#### [To do]
Output the full listing below exactly, without the pictures.

#### [Source material]

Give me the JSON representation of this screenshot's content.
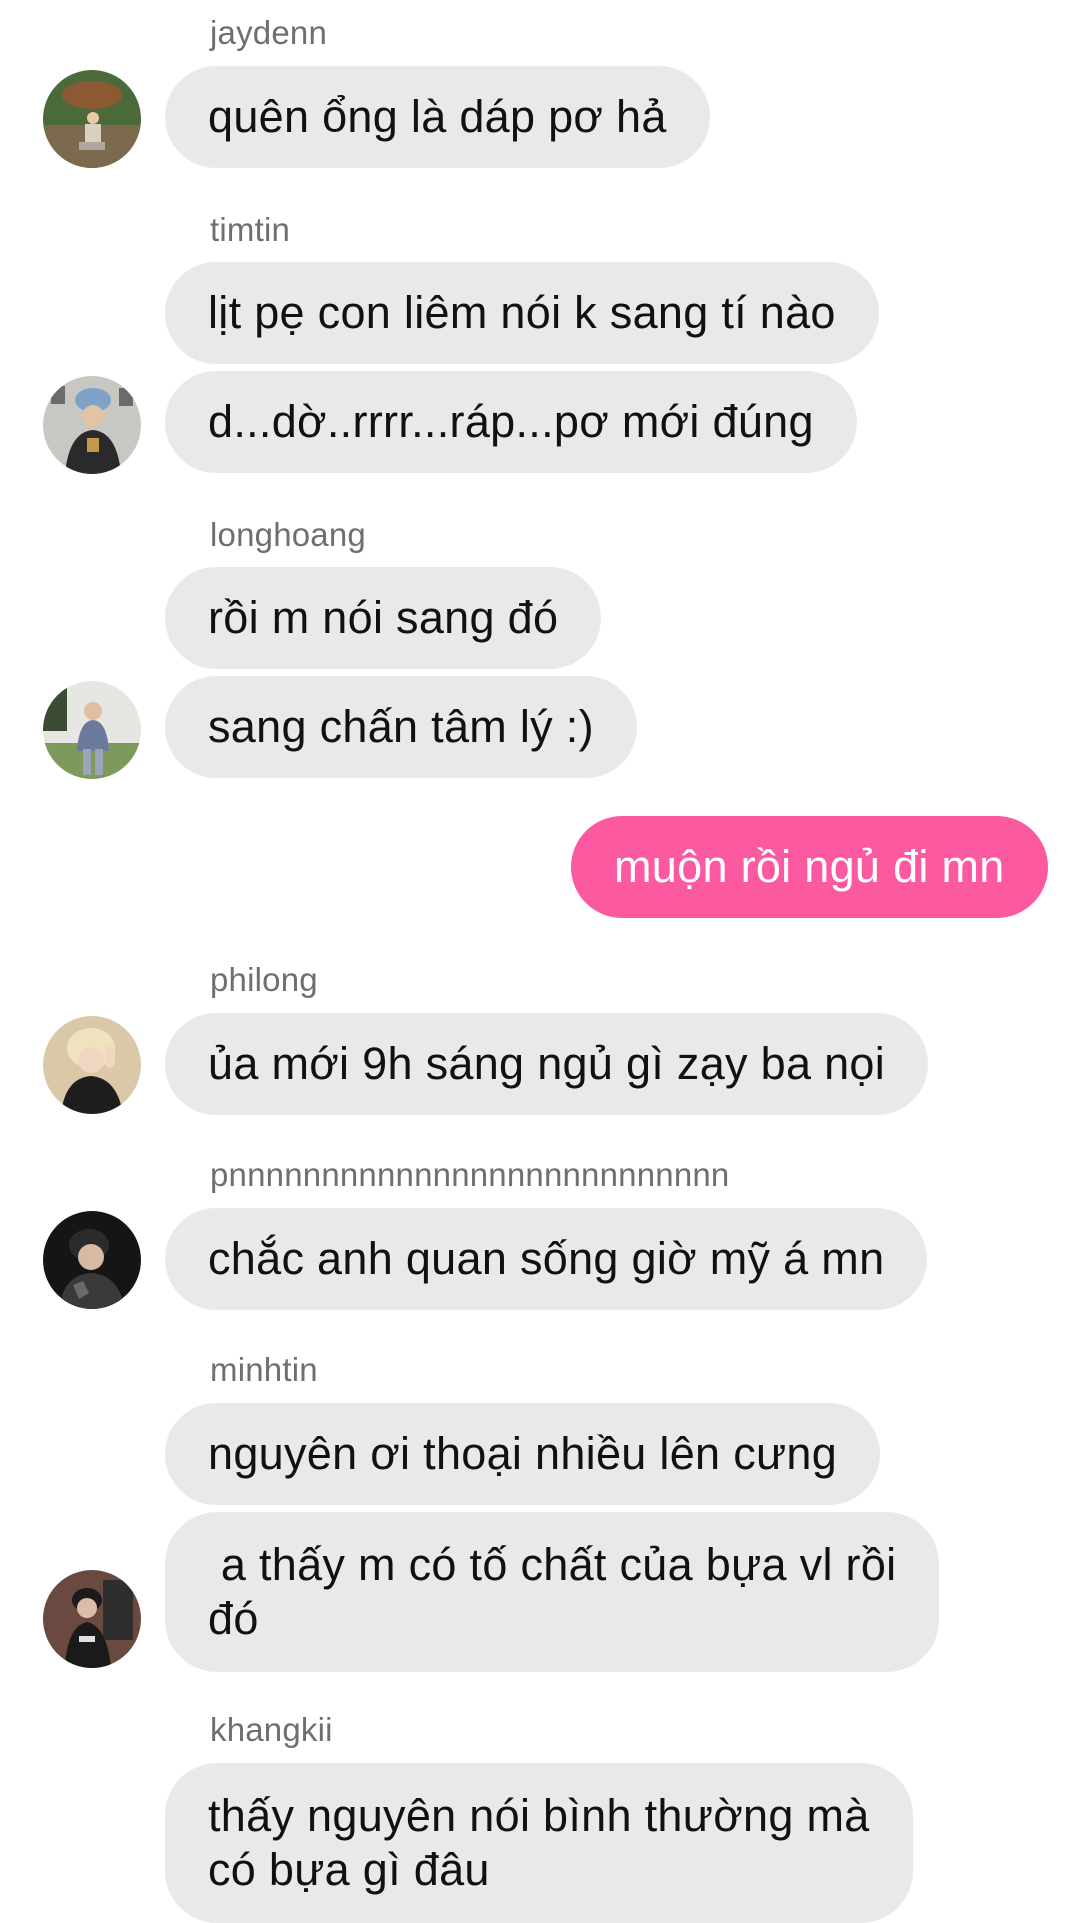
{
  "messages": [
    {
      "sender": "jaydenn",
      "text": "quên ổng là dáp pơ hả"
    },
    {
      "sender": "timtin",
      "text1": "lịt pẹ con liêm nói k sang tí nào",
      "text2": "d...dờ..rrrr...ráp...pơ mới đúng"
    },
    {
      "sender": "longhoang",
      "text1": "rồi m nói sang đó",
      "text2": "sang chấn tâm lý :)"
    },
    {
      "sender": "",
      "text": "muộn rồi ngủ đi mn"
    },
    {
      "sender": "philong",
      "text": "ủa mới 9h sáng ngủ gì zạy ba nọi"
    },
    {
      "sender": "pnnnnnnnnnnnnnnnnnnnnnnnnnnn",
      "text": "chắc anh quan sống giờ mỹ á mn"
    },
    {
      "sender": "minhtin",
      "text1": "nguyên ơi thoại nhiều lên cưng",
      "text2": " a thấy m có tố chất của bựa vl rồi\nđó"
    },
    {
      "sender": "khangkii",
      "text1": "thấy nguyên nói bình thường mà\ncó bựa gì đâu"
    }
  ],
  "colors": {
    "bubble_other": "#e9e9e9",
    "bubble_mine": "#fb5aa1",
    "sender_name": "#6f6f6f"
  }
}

#### [Result]
Give me the JSON representation of this screenshot's content.
{
  "messages": [
    {
      "sender": "jaydenn",
      "text": "quên ổng là dáp pơ hả"
    },
    {
      "sender": "timtin",
      "text1": "lịt pẹ con liêm nói k sang tí nào",
      "text2": "d...dờ..rrrr...ráp...pơ mới đúng"
    },
    {
      "sender": "longhoang",
      "text1": "rồi m nói sang đó",
      "text2": "sang chấn tâm lý :)"
    },
    {
      "sender": "",
      "text": "muộn rồi ngủ đi mn"
    },
    {
      "sender": "philong",
      "text": "ủa mới 9h sáng ngủ gì zạy ba nọi"
    },
    {
      "sender": "pnnnnnnnnnnnnnnnnnnnnnnnnnnn",
      "text": "chắc anh quan sống giờ mỹ á mn"
    },
    {
      "sender": "minhtin",
      "text1": "nguyên ơi thoại nhiều lên cưng",
      "text2": " a thấy m có tố chất của bựa vl rồi\nđó"
    },
    {
      "sender": "khangkii",
      "text1": "thấy nguyên nói bình thường mà\ncó bựa gì đâu"
    }
  ],
  "colors": {
    "bubble_other": "#e9e9e9",
    "bubble_mine": "#fb5aa1",
    "sender_name": "#6f6f6f"
  }
}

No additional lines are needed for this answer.